My social needs are pretty slim, so I've been very content this summer. I:

  • saw Curse of the Golden Flower with no sound while loitering in CompUSA and then again at an outdoor screening
  • tasted appropriately expensive samples of restaurants on 46th street at The Taste of Times Square
  • made my practically annual trip to the Museum of Natural History
  • learned Mahjong and Cranium
  • had my first sleepover, and found that I could not masturbate as fast as girls who have had boyfriends
  • chilled out to watch Stargate for several hours while eating questionable beef but tasty shrimp noodles and pork
  • proudly walked into the Jacob Javits center as president of Steven's Selective Services in order to snag freebies
  • slept through most of the July 4th fireworks
  • became left-handed

In terms of actual productivity? I've set up another photo album, one I think is far sexier than Coppermine and reminds me of a certain mp3 player brand. It doesn't let me categorize, label, or search very well, but it's simple to view and easy to add and link to. Tip: once you click an image to view a larger version, you can press your keyboard's arrow keys to scroll through the rest, as well as use your mouse to drag it around the screen. Sexy and easy? Oh my.

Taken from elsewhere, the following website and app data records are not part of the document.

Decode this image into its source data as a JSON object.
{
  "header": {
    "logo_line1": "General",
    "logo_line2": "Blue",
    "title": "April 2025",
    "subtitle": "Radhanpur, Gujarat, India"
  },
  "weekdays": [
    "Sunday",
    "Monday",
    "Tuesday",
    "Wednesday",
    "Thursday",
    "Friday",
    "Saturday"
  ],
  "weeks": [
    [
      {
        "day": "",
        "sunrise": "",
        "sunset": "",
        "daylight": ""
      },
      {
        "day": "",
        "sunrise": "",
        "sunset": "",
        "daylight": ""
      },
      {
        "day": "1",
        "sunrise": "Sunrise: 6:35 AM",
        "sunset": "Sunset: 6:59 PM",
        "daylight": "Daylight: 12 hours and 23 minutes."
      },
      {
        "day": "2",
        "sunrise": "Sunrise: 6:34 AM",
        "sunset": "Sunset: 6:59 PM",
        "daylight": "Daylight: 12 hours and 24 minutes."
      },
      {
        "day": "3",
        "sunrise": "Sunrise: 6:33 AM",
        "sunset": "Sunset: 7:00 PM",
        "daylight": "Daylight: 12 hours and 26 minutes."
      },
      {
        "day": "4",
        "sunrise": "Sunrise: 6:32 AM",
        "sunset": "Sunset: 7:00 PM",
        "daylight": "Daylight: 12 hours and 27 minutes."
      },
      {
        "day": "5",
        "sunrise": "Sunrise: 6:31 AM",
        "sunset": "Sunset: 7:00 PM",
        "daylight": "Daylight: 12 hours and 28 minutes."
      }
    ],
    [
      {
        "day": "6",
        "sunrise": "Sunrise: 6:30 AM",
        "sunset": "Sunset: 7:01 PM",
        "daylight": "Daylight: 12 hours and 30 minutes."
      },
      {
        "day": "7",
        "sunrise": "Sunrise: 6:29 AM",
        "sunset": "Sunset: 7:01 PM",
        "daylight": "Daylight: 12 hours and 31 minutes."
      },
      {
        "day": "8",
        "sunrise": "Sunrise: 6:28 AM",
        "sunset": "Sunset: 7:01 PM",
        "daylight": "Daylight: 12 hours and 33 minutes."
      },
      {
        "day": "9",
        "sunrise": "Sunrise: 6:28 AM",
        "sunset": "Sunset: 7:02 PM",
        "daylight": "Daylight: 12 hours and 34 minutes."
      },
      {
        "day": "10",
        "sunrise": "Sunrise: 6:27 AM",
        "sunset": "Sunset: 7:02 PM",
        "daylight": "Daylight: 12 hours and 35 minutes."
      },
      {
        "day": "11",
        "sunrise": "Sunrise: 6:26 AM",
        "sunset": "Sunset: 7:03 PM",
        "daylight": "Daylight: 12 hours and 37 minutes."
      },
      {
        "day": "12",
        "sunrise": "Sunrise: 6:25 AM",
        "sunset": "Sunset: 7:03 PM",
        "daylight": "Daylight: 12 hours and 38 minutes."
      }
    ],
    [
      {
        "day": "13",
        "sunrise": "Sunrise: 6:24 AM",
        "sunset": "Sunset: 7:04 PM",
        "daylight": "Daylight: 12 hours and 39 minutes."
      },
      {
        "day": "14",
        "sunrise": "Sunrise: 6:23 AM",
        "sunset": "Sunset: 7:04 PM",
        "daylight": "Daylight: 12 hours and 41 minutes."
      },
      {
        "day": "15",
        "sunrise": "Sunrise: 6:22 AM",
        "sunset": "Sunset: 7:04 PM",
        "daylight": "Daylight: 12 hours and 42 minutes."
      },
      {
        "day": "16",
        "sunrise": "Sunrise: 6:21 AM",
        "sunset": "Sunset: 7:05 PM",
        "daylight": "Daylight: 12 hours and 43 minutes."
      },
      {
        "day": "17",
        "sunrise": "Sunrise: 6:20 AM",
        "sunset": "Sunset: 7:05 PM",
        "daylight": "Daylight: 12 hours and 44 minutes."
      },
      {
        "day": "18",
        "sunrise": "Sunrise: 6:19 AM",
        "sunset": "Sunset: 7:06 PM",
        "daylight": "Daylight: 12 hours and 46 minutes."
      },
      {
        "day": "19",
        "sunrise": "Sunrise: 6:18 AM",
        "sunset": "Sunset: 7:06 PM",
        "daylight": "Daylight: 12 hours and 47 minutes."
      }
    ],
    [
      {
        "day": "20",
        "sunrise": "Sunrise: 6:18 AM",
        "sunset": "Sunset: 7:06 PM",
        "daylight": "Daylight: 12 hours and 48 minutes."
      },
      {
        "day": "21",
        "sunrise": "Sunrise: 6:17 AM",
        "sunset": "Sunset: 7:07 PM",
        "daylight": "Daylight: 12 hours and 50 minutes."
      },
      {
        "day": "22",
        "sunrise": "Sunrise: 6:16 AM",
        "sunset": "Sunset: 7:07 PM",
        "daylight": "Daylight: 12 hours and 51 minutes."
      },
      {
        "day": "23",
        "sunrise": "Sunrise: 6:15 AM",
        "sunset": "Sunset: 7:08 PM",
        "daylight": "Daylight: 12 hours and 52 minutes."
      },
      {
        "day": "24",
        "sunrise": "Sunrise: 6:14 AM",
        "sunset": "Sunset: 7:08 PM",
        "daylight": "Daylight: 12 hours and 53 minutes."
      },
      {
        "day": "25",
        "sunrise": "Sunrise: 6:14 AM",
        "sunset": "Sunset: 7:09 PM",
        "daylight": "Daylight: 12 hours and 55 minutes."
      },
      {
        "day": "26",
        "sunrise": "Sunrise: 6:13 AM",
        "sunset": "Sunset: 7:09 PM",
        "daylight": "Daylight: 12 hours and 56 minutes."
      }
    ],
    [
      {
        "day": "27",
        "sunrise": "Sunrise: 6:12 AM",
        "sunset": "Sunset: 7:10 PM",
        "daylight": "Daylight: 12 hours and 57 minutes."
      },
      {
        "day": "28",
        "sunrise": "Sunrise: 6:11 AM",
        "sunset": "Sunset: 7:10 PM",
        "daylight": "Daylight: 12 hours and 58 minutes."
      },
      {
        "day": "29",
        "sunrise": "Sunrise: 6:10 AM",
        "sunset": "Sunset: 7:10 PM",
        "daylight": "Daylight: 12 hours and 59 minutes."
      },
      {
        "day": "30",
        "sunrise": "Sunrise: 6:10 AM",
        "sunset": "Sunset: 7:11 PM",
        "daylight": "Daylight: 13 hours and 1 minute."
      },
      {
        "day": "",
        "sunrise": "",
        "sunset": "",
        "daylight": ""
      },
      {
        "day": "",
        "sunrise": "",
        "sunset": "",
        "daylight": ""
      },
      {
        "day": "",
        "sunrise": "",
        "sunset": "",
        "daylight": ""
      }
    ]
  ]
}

I've got several great games lined up, but there will be more posts when I find myself on the wrong end of a rifle too many times. For now, look at the glorious pictures of my freshman year. (Too many to bother linking, but I'll do that in the future whenever I make a new album.)